Try it: Among the entries below, find the lines with the word "name" and return them.

Task data:
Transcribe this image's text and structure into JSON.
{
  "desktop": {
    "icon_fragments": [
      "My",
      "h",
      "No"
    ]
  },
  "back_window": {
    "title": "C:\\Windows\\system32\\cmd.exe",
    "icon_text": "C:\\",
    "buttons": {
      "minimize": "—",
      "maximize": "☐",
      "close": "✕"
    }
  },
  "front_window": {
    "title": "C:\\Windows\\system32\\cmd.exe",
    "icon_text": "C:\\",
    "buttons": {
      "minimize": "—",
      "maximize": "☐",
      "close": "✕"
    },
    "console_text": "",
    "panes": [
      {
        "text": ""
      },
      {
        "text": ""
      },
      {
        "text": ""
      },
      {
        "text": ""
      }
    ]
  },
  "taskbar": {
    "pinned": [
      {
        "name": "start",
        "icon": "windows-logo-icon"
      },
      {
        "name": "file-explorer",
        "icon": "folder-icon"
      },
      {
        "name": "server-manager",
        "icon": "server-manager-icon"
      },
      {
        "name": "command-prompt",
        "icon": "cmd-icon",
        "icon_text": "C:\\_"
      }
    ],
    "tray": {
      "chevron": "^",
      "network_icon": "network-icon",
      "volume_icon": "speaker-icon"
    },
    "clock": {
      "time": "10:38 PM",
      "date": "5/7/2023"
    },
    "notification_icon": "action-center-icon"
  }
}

Expected answer:
        "name": "start",
        "name": "file-explorer",
        "name": "server-manager",
        "name": "command-prompt",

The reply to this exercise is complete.